◆ **What is needed**
Below are the records; copy every line in them that holds the string "amount".

◆ **Information supplied**
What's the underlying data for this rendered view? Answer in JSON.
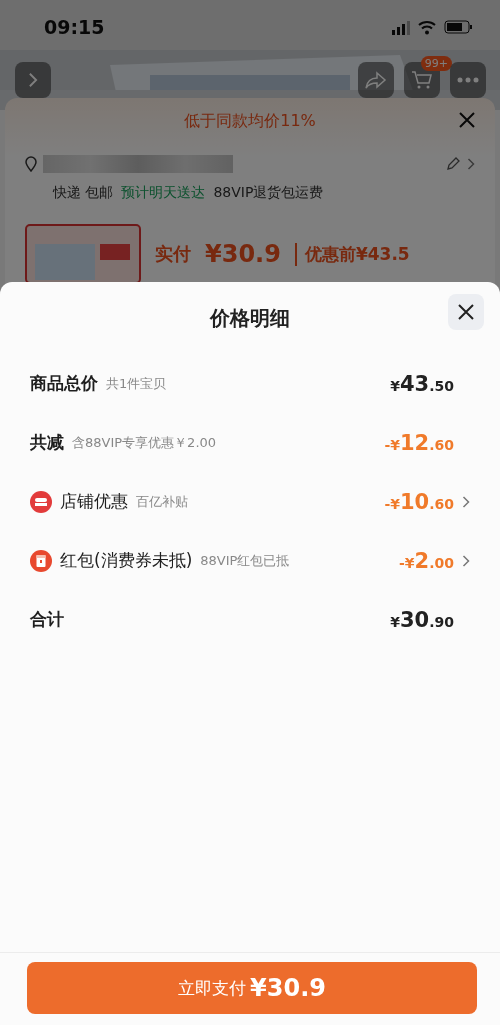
{
  "status_bar": {
    "time": "09:15"
  },
  "top_nav": {
    "cart_badge": "99+"
  },
  "order_sheet": {
    "banner": "低于同款均价11%",
    "delivery": [
      {
        "text": "快递 包邮",
        "kind": "plain"
      },
      {
        "text": "预计明天送达",
        "kind": "highlight"
      },
      {
        "text": "88VIP退货包运费",
        "kind": "plain"
      }
    ],
    "price_label": "实付",
    "price": "¥30.9",
    "original_price": "优惠前¥43.5"
  },
  "price_detail": {
    "title": "价格明细",
    "rows": [
      {
        "kind": "plain",
        "label": "商品总价",
        "note": "共1件宝贝",
        "amount": "¥43.50",
        "discount": false,
        "arrow": false
      },
      {
        "kind": "plain",
        "label": "共减",
        "note": "含88VIP专享优惠￥2.00",
        "amount": "-¥12.60",
        "discount": true,
        "arrow": false
      },
      {
        "kind": "store",
        "label": "店铺优惠",
        "note": "百亿补贴",
        "amount": "-¥10.60",
        "discount": true,
        "arrow": true
      },
      {
        "kind": "packet",
        "label": "红包(消费券未抵)",
        "note": "88VIP红包已抵",
        "amount": "-¥2.00",
        "discount": true,
        "arrow": true
      },
      {
        "kind": "plain",
        "label": "合计",
        "amount": "¥30.90",
        "discount": false,
        "arrow": false
      }
    ],
    "pay_button": {
      "label": "立即支付",
      "amount": "¥30.9"
    }
  }
}
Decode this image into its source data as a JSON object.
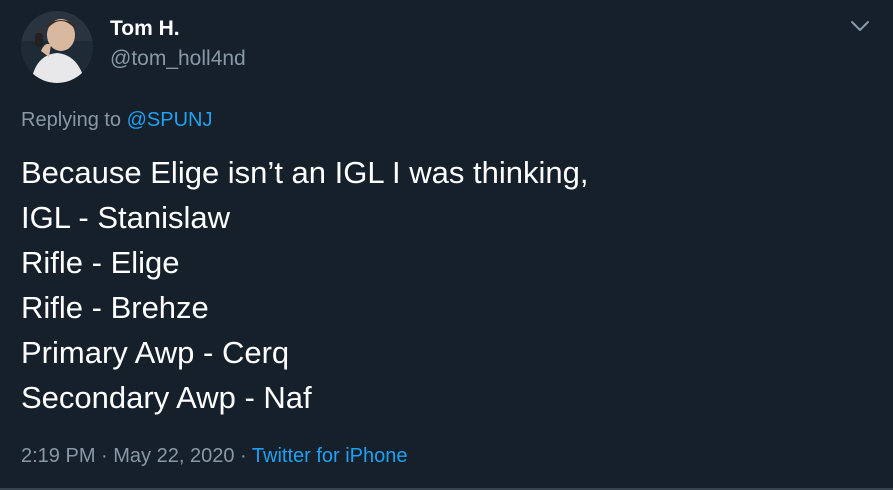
{
  "user": {
    "display_name": "Tom H.",
    "handle": "@tom_holl4nd"
  },
  "reply": {
    "prefix": "Replying to",
    "mention": "@SPUNJ"
  },
  "tweet": {
    "lines": [
      "Because Elige isn’t an IGL I was thinking,",
      "IGL - Stanislaw",
      "Rifle - Elige",
      "Rifle - Brehze",
      "Primary Awp - Cerq",
      "Secondary Awp - Naf"
    ]
  },
  "meta": {
    "time": "2:19 PM",
    "sep1": " · ",
    "date": "May 22, 2020",
    "sep2": " · ",
    "source": "Twitter for iPhone"
  },
  "icons": {
    "more": "chevron-down-icon"
  },
  "colors": {
    "background": "#15202b",
    "primary_text": "#ffffff",
    "secondary_text": "#8899a6",
    "accent": "#1da1f2"
  }
}
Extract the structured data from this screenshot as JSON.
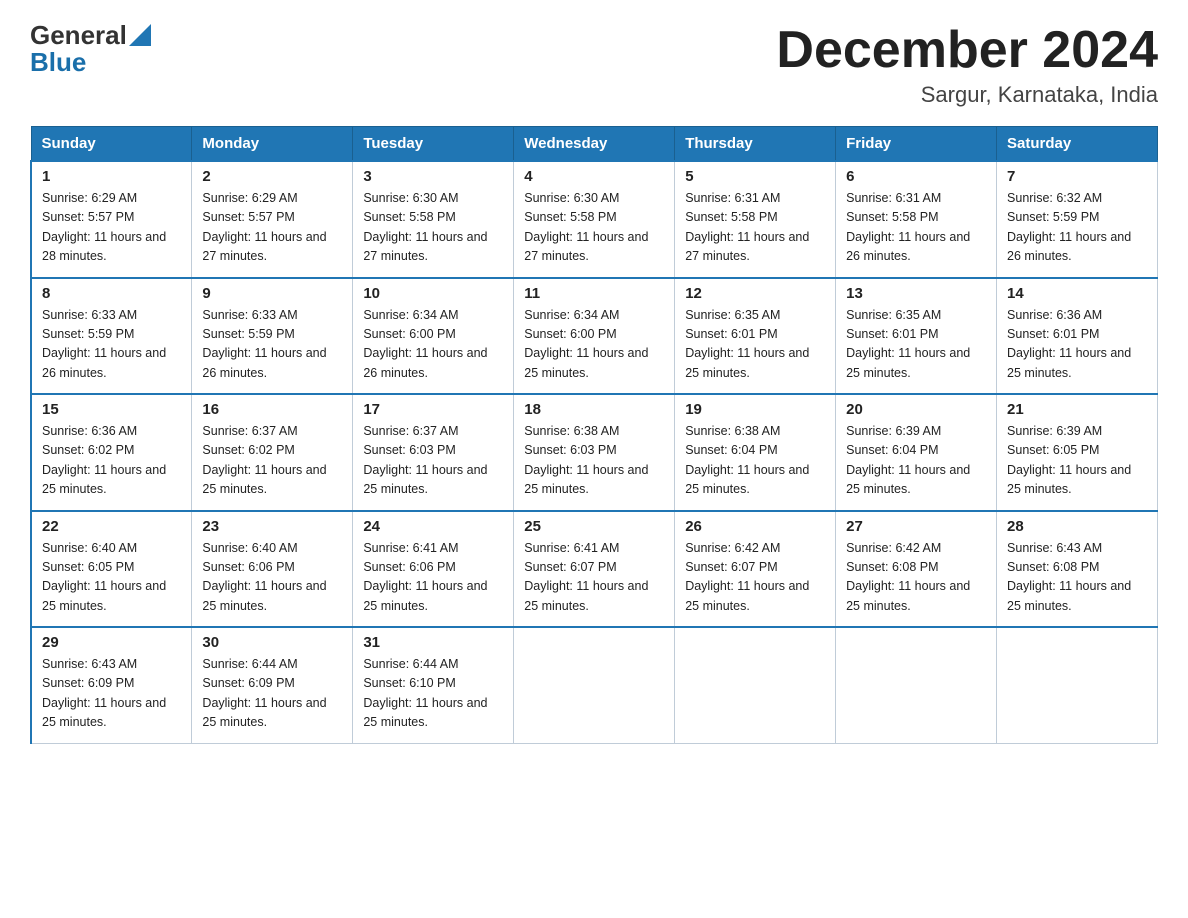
{
  "header": {
    "logo_general": "General",
    "logo_blue": "Blue",
    "month_title": "December 2024",
    "location": "Sargur, Karnataka, India"
  },
  "columns": [
    "Sunday",
    "Monday",
    "Tuesday",
    "Wednesday",
    "Thursday",
    "Friday",
    "Saturday"
  ],
  "weeks": [
    [
      {
        "day": "1",
        "sunrise": "6:29 AM",
        "sunset": "5:57 PM",
        "daylight": "11 hours and 28 minutes."
      },
      {
        "day": "2",
        "sunrise": "6:29 AM",
        "sunset": "5:57 PM",
        "daylight": "11 hours and 27 minutes."
      },
      {
        "day": "3",
        "sunrise": "6:30 AM",
        "sunset": "5:58 PM",
        "daylight": "11 hours and 27 minutes."
      },
      {
        "day": "4",
        "sunrise": "6:30 AM",
        "sunset": "5:58 PM",
        "daylight": "11 hours and 27 minutes."
      },
      {
        "day": "5",
        "sunrise": "6:31 AM",
        "sunset": "5:58 PM",
        "daylight": "11 hours and 27 minutes."
      },
      {
        "day": "6",
        "sunrise": "6:31 AM",
        "sunset": "5:58 PM",
        "daylight": "11 hours and 26 minutes."
      },
      {
        "day": "7",
        "sunrise": "6:32 AM",
        "sunset": "5:59 PM",
        "daylight": "11 hours and 26 minutes."
      }
    ],
    [
      {
        "day": "8",
        "sunrise": "6:33 AM",
        "sunset": "5:59 PM",
        "daylight": "11 hours and 26 minutes."
      },
      {
        "day": "9",
        "sunrise": "6:33 AM",
        "sunset": "5:59 PM",
        "daylight": "11 hours and 26 minutes."
      },
      {
        "day": "10",
        "sunrise": "6:34 AM",
        "sunset": "6:00 PM",
        "daylight": "11 hours and 26 minutes."
      },
      {
        "day": "11",
        "sunrise": "6:34 AM",
        "sunset": "6:00 PM",
        "daylight": "11 hours and 25 minutes."
      },
      {
        "day": "12",
        "sunrise": "6:35 AM",
        "sunset": "6:01 PM",
        "daylight": "11 hours and 25 minutes."
      },
      {
        "day": "13",
        "sunrise": "6:35 AM",
        "sunset": "6:01 PM",
        "daylight": "11 hours and 25 minutes."
      },
      {
        "day": "14",
        "sunrise": "6:36 AM",
        "sunset": "6:01 PM",
        "daylight": "11 hours and 25 minutes."
      }
    ],
    [
      {
        "day": "15",
        "sunrise": "6:36 AM",
        "sunset": "6:02 PM",
        "daylight": "11 hours and 25 minutes."
      },
      {
        "day": "16",
        "sunrise": "6:37 AM",
        "sunset": "6:02 PM",
        "daylight": "11 hours and 25 minutes."
      },
      {
        "day": "17",
        "sunrise": "6:37 AM",
        "sunset": "6:03 PM",
        "daylight": "11 hours and 25 minutes."
      },
      {
        "day": "18",
        "sunrise": "6:38 AM",
        "sunset": "6:03 PM",
        "daylight": "11 hours and 25 minutes."
      },
      {
        "day": "19",
        "sunrise": "6:38 AM",
        "sunset": "6:04 PM",
        "daylight": "11 hours and 25 minutes."
      },
      {
        "day": "20",
        "sunrise": "6:39 AM",
        "sunset": "6:04 PM",
        "daylight": "11 hours and 25 minutes."
      },
      {
        "day": "21",
        "sunrise": "6:39 AM",
        "sunset": "6:05 PM",
        "daylight": "11 hours and 25 minutes."
      }
    ],
    [
      {
        "day": "22",
        "sunrise": "6:40 AM",
        "sunset": "6:05 PM",
        "daylight": "11 hours and 25 minutes."
      },
      {
        "day": "23",
        "sunrise": "6:40 AM",
        "sunset": "6:06 PM",
        "daylight": "11 hours and 25 minutes."
      },
      {
        "day": "24",
        "sunrise": "6:41 AM",
        "sunset": "6:06 PM",
        "daylight": "11 hours and 25 minutes."
      },
      {
        "day": "25",
        "sunrise": "6:41 AM",
        "sunset": "6:07 PM",
        "daylight": "11 hours and 25 minutes."
      },
      {
        "day": "26",
        "sunrise": "6:42 AM",
        "sunset": "6:07 PM",
        "daylight": "11 hours and 25 minutes."
      },
      {
        "day": "27",
        "sunrise": "6:42 AM",
        "sunset": "6:08 PM",
        "daylight": "11 hours and 25 minutes."
      },
      {
        "day": "28",
        "sunrise": "6:43 AM",
        "sunset": "6:08 PM",
        "daylight": "11 hours and 25 minutes."
      }
    ],
    [
      {
        "day": "29",
        "sunrise": "6:43 AM",
        "sunset": "6:09 PM",
        "daylight": "11 hours and 25 minutes."
      },
      {
        "day": "30",
        "sunrise": "6:44 AM",
        "sunset": "6:09 PM",
        "daylight": "11 hours and 25 minutes."
      },
      {
        "day": "31",
        "sunrise": "6:44 AM",
        "sunset": "6:10 PM",
        "daylight": "11 hours and 25 minutes."
      },
      null,
      null,
      null,
      null
    ]
  ]
}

◆ **Completed exercise**
        "amount": "¥43.50",
        "amount": "-¥12.60",
        "amount": "-¥10.60",
        "amount": "-¥2.00",
        "amount": "¥30.90",
      "amount": "¥30.9"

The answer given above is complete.